A bed and breakfast known as Cliff Cottage was our destination. The others in our party – my mom, two of her sisters, a cousin and one of my sisters – all arrived at the Kansas City airport Thursday afternoon. I met the others at their respective terminals, and we all tromped over to the rental company, picked up a van and we were off.

Driving south from Kansas City offered a view of some spectacular Missouri landscape, although we were hoping for a bit more color in the fall foliage. It’s a straight shot from KC to Joplin, where we stayed Thursday night. Heading south and east from Joplin was fairly straightforward until close to the Arkansas border when the road began to curve. From then on, it was mountain driving.

It’s a pretty drive into Eureka Springs, and once in the city, we weren’t disappointed. Lots of Victorian houses perched on the mountain side, winding and steep streets, and while there were lots of visitors, the townsfolk were for the most part friendly and helpful.

Back in 1856, hundreds of “healing springs” were discovered, and the town of Eureka Springs was founded in 1879 to accommodate those seeking the cure as the local waters were said to have magical, healing properties. The Web site, Eureka Springs Then and Now, has video and more on the history of the town. The Crescent Hotel, for instance, opened in 1886. The town’s spa era continued until around 1910, when “to take the waters” as a means of treating illnesses became outmoded in light of modern medical practices. Low in minerals, the spring waters are extremely pure, and it was bottled at one time through the Ozarka Spring Water Co. Although the company is now located in Pennsylvania, the brand can still be found in Arkansas, Texas, Louisiana, Mississippi, and portions of Tennessee, Missouri and Kansas.

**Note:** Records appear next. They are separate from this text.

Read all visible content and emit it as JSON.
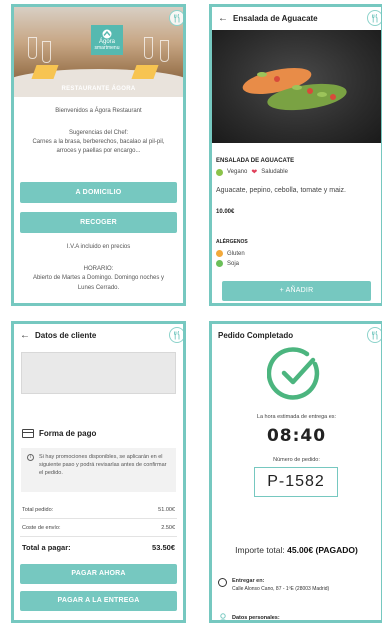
{
  "colors": {
    "accent": "#76c8c0",
    "border": "#76c8c0",
    "vegan": "#8bc34a",
    "healthy": "#e0405a",
    "gluten": "#f2a93b",
    "soy": "#6bbf59"
  },
  "screen1": {
    "logo_line1": "Ágora",
    "logo_line2": "smartmenu",
    "hero_title": "RESTAURANTE ÁGORA",
    "welcome": "Bienvenidos a Ágora Restaurant",
    "suggestions_title": "Sugerencias del Chef:",
    "suggestions_line1": "Carnes a la brasa, berberechos, bacalao al pil-pil,",
    "suggestions_line2": "arroces y paellas por encargo...",
    "btn_delivery": "A DOMICILIO",
    "btn_pickup": "RECOGER",
    "vat_note": "I.V.A incluido en precios",
    "hours_title": "HORARIO:",
    "hours_line1": "Abierto de Martes a Domingo. Domingo noches y",
    "hours_line2": "Lunes Cerrado."
  },
  "screen2": {
    "title": "Ensalada de Aguacate",
    "dish_name": "ENSALADA DE AGUACATE",
    "tag_vegan": "Vegano",
    "tag_healthy": "Saludable",
    "description": "Aguacate, pepino, cebolla, tomate y maiz.",
    "price": "10.00€",
    "allergens_title": "ALÉRGENOS",
    "allergen1": "Gluten",
    "allergen2": "Soja",
    "add_button": "+  AÑADIR"
  },
  "screen3": {
    "title": "Datos de cliente",
    "payment_title": "Forma de pago",
    "info_text": "Si hay promociones disponibles, se aplicarán en el siguiente paso y podrá revisarlas antes de confirmar el pedido.",
    "total_order_label": "Total pedido:",
    "total_order_value": "51.00€",
    "shipping_label": "Coste de envío:",
    "shipping_value": "2.50€",
    "total_pay_label": "Total a pagar:",
    "total_pay_value": "53.50€",
    "btn_pay_now": "PAGAR AHORA",
    "btn_pay_delivery": "PAGAR A LA ENTREGA"
  },
  "screen4": {
    "title": "Pedido Completado",
    "eta_label": "La hora estimada de entrega es:",
    "eta": "08:40",
    "order_label": "Número de pedido:",
    "order_number": "P-1582",
    "import_label": "Importe total: ",
    "import_value": "45.00€ (PAGADO)",
    "deliver_label": "Entregar en:",
    "address": "Calle Alonso Cano, 87 - 1ºE (28003 Madrid)",
    "personal_label": "Datos personales:"
  }
}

Cliff Cottage is actually three cottages in a row on an upper road (an extremely narrow road) overlooking Main (or as it used to be known, Mud) Street. Each suite in the cottages has a well-known name. We were in the Emily Dickinson Suite and the Sarah Bernhardt Suite, complete with photographs and drawings of the women, and in the case of Emily, a few of her books. In Sarah’s room, a biography of the actress was displayed on the coffee table.

A trolley ride took us to the grand Crescent Hotel atop the highest point of town and to a number of shops filled with art, jewelry, pottery and more. We visited the Eureka Springs Historical Museum (did you know Carrie Nation lived in town until her death in 1911? Even smashed a few of the town’s liquor establishments.), bought fudge at Two Dumb Dames Fudge Shop, and made a quick stop at The Inn Convenience Store (I just had to mention the names of those shops!). We ate at the Main Street Café, Local Flavor (great salmon and steak!), Geraldi’s Pizza, and the Mud Street Café (which is located in Underground Eureka at the level of the former Main Street).

Outside of town, we visited Thorncrown Chapel, an amazing glass structure open to the gorgeous scenery around it. As we sat in the stillness of the small sanctuary, a hawk winged its way around the chapel, heading for the trees up the slope. The chapel contains 425 windows and more than 6,000 square feet of glass. Opened in 1980, the chapel almost wasn’t finished. Read more about its history, and see some amazing photos, on the Web site.

Another stop was the Blue Spring Heritage Center, which spotlights the largest spring in Northwest Arkansas and the heritage of the several Native American tribes. The spring, now surrounded by a large circular stone wall, is a fissure about 3 feet wide and estimated to be 500 feet deep. Each and every day it pumps 38 million gallons of pure water into the White River. As you look down into the pool of water, it looks as blue as the sky.

The weather cooperated with us. After a rainy Thursday, the rest of the weekend was perfect fall weather. Cool, crisp temperatures combined with fresh mountain air to create the perfect atmosphere for our weekend escape. Thank you, Eureka Springs!

The area is also known for the huge Christ of the Ozarks statue and the New Great Passion Play. A few other Web sites to visit: Eureka SpringsEureka Springs Chamber of Commerce;Eureka Springs Network; and Eureka Springs Online